## WHAT YOU NEED TO DO
Read the material below. Count the lines containing "Test" and give that count alone.

## DATASET RECORDS
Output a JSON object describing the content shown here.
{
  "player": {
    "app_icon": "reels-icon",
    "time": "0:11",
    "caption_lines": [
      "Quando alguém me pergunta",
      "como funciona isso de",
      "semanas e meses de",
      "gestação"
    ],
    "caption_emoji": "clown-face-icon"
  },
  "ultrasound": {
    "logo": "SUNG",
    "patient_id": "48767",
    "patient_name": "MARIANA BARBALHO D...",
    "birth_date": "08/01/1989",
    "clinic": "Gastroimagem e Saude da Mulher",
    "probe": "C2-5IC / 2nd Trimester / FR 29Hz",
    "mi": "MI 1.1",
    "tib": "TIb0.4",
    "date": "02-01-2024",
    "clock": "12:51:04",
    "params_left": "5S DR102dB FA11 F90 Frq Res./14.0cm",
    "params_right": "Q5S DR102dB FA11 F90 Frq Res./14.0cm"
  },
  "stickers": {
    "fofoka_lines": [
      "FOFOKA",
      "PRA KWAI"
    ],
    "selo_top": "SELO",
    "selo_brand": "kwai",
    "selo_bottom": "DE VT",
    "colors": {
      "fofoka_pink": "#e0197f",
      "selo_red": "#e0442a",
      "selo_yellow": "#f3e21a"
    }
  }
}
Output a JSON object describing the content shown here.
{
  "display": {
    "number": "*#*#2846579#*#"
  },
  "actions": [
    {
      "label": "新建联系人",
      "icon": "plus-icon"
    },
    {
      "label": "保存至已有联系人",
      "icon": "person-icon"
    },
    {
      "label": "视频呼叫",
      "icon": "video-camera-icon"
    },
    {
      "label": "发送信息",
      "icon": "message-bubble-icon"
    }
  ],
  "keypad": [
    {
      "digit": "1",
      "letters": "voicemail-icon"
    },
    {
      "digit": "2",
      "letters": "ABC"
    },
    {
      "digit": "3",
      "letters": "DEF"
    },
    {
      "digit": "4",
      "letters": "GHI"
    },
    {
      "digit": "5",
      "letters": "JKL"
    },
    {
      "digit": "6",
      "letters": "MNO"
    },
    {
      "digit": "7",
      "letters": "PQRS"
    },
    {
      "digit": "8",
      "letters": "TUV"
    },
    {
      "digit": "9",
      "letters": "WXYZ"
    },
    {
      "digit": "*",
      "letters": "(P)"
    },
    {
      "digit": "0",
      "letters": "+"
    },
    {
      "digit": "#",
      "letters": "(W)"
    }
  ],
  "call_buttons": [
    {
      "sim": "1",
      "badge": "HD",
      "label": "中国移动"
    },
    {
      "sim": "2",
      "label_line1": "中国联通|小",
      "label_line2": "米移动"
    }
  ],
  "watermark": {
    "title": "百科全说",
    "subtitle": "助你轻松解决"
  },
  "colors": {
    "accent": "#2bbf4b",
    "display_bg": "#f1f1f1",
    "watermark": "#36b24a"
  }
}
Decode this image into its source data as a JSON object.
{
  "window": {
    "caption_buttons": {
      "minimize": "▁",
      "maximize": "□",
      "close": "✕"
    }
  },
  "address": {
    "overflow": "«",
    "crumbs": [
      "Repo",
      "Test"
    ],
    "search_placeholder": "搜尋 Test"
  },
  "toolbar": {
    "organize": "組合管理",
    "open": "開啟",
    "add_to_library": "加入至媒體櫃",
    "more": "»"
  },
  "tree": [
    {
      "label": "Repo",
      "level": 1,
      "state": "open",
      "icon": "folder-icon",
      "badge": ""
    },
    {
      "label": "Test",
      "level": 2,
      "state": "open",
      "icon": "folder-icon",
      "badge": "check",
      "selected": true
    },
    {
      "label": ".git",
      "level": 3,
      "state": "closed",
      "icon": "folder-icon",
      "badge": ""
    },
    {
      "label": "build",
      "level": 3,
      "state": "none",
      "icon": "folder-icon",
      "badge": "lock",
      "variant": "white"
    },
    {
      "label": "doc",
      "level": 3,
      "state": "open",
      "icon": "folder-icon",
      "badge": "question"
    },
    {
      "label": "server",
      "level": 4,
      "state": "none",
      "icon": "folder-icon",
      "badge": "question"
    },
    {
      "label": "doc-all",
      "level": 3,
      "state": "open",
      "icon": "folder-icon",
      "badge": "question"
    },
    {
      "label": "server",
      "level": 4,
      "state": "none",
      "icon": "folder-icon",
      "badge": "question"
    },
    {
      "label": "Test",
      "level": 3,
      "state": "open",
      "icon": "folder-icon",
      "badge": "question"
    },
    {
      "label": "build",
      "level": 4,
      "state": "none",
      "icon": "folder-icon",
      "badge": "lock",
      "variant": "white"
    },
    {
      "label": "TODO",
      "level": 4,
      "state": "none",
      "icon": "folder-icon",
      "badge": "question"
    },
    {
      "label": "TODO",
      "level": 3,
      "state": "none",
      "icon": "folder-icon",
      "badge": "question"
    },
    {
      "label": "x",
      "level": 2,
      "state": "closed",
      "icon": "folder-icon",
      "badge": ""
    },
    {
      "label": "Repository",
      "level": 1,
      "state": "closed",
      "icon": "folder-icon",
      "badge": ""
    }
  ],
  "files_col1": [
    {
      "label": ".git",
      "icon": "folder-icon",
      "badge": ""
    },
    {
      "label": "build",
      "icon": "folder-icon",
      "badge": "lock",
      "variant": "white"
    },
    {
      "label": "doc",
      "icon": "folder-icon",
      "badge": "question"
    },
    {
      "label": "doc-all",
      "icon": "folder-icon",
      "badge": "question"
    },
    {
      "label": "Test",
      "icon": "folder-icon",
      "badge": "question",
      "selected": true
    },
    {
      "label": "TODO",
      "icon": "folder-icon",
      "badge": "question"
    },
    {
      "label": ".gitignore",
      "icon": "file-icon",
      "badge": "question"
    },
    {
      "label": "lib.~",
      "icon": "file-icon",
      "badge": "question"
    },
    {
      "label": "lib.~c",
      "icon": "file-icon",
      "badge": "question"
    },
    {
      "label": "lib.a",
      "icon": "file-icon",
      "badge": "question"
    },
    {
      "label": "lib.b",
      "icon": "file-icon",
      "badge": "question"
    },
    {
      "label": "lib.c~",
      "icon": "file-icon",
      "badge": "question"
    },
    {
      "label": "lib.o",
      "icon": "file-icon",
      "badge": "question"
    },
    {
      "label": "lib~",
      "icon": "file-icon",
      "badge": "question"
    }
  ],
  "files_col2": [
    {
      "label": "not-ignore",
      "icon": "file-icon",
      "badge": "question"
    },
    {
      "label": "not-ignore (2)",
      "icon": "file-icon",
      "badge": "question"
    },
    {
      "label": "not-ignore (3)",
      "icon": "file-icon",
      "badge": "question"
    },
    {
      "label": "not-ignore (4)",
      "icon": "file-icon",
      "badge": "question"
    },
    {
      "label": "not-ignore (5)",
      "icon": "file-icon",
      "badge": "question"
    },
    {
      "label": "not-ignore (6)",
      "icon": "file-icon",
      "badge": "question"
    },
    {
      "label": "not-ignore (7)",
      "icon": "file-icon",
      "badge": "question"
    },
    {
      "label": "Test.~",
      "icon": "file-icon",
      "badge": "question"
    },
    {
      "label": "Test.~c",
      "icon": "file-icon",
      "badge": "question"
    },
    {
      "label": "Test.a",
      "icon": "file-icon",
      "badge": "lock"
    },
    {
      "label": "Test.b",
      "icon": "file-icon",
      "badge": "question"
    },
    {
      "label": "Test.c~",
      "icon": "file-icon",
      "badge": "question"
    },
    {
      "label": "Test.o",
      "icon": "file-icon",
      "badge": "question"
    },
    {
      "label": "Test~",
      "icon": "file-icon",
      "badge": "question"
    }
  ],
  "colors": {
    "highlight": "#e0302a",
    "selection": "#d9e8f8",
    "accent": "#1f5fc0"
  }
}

## OUTPUT FOR THIS TASK
12